- _Task requirements_: Among the entries below, find how many lines carry the word "this" and state only that figure.

== Segment start ==

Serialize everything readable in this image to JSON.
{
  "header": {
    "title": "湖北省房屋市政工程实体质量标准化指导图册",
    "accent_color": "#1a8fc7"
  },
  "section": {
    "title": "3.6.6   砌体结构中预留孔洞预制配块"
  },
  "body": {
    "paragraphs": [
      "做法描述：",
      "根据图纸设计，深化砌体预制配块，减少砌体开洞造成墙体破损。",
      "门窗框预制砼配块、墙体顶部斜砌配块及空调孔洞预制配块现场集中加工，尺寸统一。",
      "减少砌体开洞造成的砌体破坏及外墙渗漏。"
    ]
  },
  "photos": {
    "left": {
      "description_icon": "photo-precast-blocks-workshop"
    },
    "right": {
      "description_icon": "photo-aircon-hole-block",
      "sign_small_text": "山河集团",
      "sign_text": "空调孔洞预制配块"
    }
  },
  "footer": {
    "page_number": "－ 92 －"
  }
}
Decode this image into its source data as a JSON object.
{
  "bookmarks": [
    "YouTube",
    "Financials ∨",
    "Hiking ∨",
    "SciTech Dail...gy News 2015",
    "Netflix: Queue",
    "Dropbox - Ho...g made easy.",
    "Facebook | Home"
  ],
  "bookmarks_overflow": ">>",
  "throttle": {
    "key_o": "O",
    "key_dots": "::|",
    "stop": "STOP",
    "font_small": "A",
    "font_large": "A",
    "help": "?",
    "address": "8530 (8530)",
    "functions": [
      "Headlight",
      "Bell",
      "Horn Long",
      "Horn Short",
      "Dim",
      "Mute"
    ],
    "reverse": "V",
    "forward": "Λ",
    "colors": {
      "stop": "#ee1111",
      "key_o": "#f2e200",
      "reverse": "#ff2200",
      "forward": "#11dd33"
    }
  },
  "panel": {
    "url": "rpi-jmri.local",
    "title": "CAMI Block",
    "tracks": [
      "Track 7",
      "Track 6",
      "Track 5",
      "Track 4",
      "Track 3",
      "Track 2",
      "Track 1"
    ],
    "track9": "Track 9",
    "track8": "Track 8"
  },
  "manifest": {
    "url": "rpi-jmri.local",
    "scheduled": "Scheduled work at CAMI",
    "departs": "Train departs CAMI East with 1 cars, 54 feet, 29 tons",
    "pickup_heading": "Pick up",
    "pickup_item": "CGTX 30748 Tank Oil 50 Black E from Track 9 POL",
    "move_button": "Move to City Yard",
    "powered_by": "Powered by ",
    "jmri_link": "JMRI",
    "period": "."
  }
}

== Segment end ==
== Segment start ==

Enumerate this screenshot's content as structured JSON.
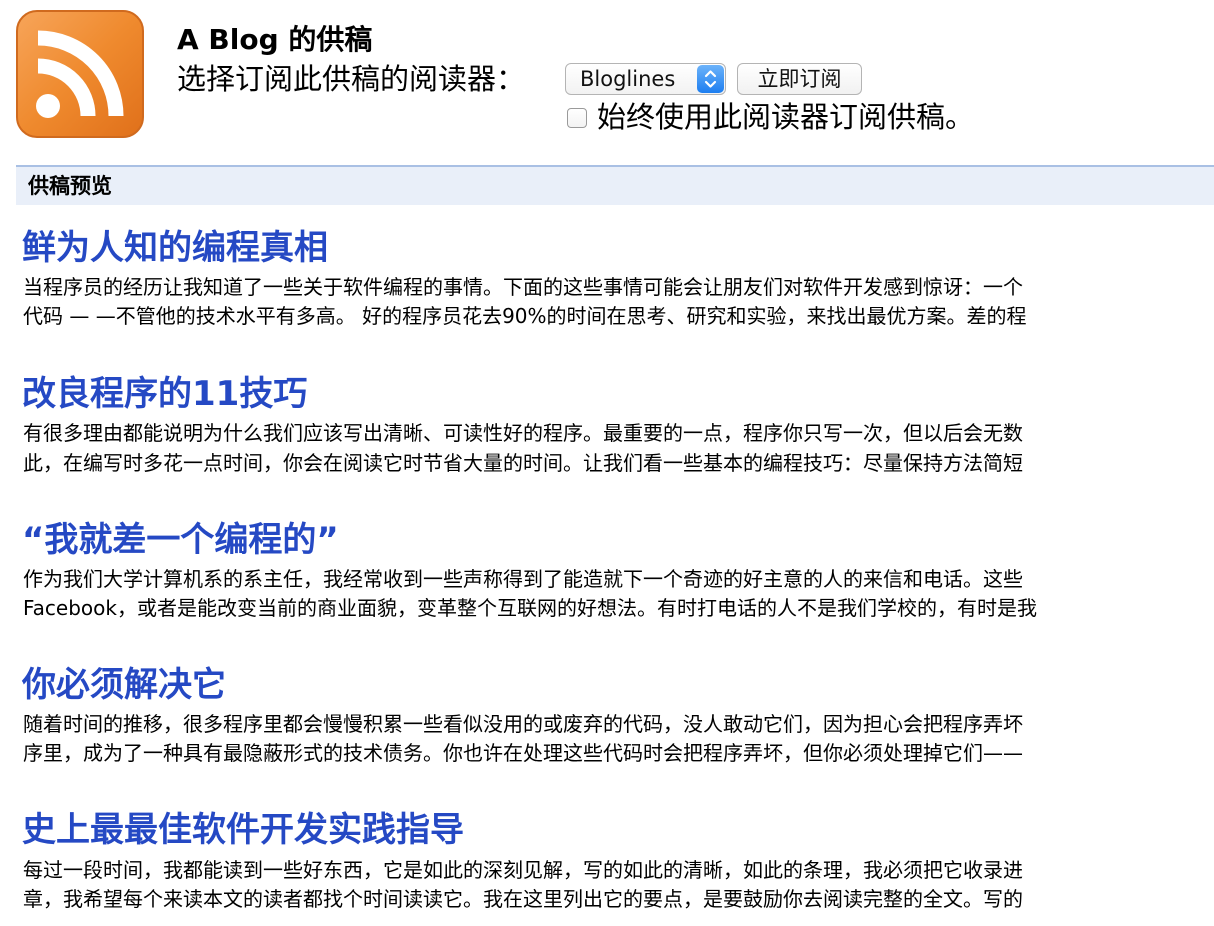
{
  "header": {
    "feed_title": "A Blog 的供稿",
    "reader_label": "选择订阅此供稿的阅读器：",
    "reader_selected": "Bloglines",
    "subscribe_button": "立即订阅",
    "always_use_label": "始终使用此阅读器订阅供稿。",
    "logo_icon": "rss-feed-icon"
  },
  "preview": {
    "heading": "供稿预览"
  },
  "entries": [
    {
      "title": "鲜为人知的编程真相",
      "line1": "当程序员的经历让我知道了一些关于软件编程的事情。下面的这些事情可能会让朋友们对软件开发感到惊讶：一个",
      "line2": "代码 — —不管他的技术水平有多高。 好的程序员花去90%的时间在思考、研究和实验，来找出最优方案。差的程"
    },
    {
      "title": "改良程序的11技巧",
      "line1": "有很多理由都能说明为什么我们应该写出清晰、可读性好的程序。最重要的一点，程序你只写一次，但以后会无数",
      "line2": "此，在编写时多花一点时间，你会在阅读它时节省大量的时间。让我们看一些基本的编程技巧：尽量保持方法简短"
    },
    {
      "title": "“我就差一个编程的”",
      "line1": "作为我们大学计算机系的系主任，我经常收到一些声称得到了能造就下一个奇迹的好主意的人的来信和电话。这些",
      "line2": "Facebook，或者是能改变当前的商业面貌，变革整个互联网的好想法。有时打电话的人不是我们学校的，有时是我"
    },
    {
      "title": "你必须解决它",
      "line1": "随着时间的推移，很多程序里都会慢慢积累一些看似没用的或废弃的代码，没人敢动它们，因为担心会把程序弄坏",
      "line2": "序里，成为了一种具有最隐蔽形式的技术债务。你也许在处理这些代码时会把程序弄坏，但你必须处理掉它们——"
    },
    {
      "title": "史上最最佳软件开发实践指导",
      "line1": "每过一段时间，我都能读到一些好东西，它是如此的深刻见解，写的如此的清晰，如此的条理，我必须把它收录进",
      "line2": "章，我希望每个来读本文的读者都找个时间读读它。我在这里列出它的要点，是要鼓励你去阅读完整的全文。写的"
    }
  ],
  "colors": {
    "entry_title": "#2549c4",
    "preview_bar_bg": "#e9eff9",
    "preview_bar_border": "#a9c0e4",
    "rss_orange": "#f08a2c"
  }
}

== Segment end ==

- _Answer to the problem_: 3